Sheep growers are in for a surprise at their annual convention this weekend as the Great Plains Zoo has made a unique contribution to the event.
The zoo, located in Sioux, South Dakota, donated wool from a pair of their Jacob sheep which was used to make a one-of-a-kind practice shawl. The shawl will then feature in the “Fleece to Shawl” competition, which takes place during the convention.
Elizabeth A Whealy, president and chief executive of the Great Plains Zoo, described the partnership as a fun one, when commenting to the Zoo’s official website.
“Jacob sheep wool is especially prized for spinning, since it’s light, springy and low in lanolin. For us, this partnership is a great way to help tell the story of this threatened sheep breed,” she added.
Jacob sheep are a very rare breed of sheep which have a distinctive black and white coat. The sheep, which can grow up to six horns, have a long history dating as far back as biblical times, hence the name ‘Jacob sheep’. Due to their robust head wear, some farmers even use Jacob sheep to protect other livestock from predators!
It is understood that once the competition has taken place, the special shawl will be donated back to the zoo as a gesture of thanks.
Mina Doerner - the creator of the shawl - first got in touch with the zoo earlier this summer regarding the use of the the sheep’s wool. Jacob sheep are renowned for producing fine quality wool and a single sheep can create up to ten pounds of usable material.
“You can tell these animals were well taken care of by the quality of the wool,” Ms Doerner commented.
Having previously been sheared in preparation for warmer weather, the sheep had no objections to their wool being used to help create such an exclusive piece of knitwear.
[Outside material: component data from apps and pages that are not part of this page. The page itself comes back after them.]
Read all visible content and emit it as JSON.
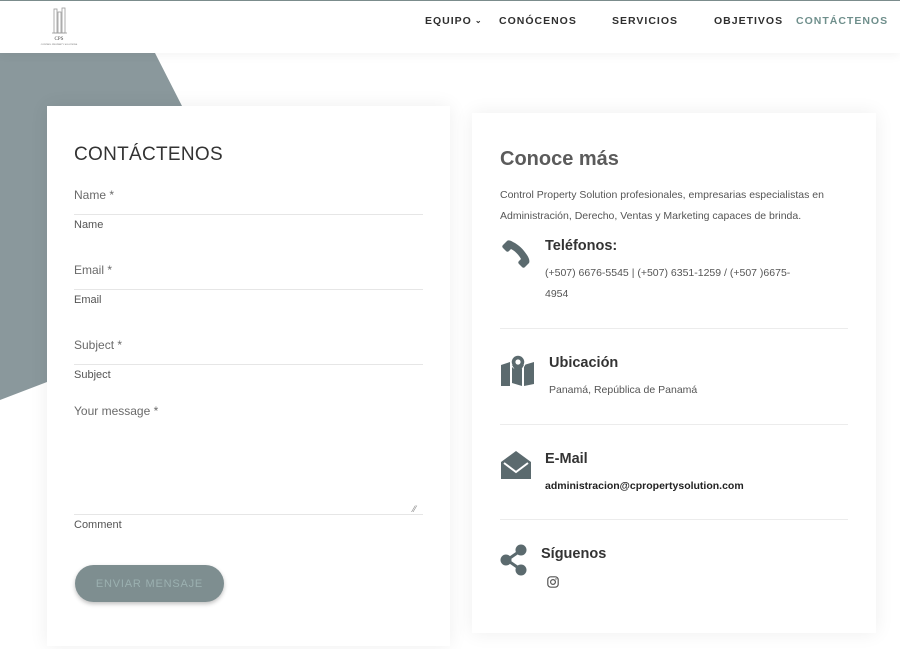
{
  "brand": {
    "logo_text": "CPS",
    "logo_subtext": "CONTROL PROPERTY SOLUTIONS"
  },
  "nav": {
    "items": [
      {
        "label": "EQUIPO",
        "has_dropdown": true
      },
      {
        "label": "CONÓCENOS"
      },
      {
        "label": "SERVICIOS"
      },
      {
        "label": "OBJETIVOS"
      },
      {
        "label": "CONTÁCTENOS",
        "active": true
      }
    ]
  },
  "colors": {
    "accent": "#6f8f8c",
    "slate": "#8a989c",
    "button": "#7e8e90"
  },
  "form": {
    "title": "CONTÁCTENOS",
    "name_label": "Name *",
    "name_help": "Name",
    "email_label": "Email *",
    "email_help": "Email",
    "subject_label": "Subject *",
    "subject_help": "Subject",
    "message_label": "Your message *",
    "message_help": "Comment",
    "submit_label": "ENVIAR MENSAJE"
  },
  "info": {
    "title": "Conoce más",
    "description": "Control Property Solution profesionales, empresarias especialistas en Administración, Derecho, Ventas y Marketing capaces de brinda.",
    "phones": {
      "title": "Teléfonos:",
      "line1": "(+507) 6676-5545 | (+507) 6351-1259 / (+507 )6675-",
      "line2": "4954",
      "icon": "phone-icon"
    },
    "location": {
      "title": "Ubicación",
      "text": "Panamá, República de Panamá",
      "icon": "map-pin-icon"
    },
    "email": {
      "title": "E-Mail",
      "text": "administracion@cpropertysolution.com",
      "icon": "envelope-open-icon"
    },
    "social": {
      "title": "Síguenos",
      "icon": "share-icon",
      "instagram_icon": "instagram-icon"
    }
  }
}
Knitters looking to to create a similar style of shawl could use Rowan’s British sheep breeds chunky undyed yarn, which contains elements of Jacobs wool.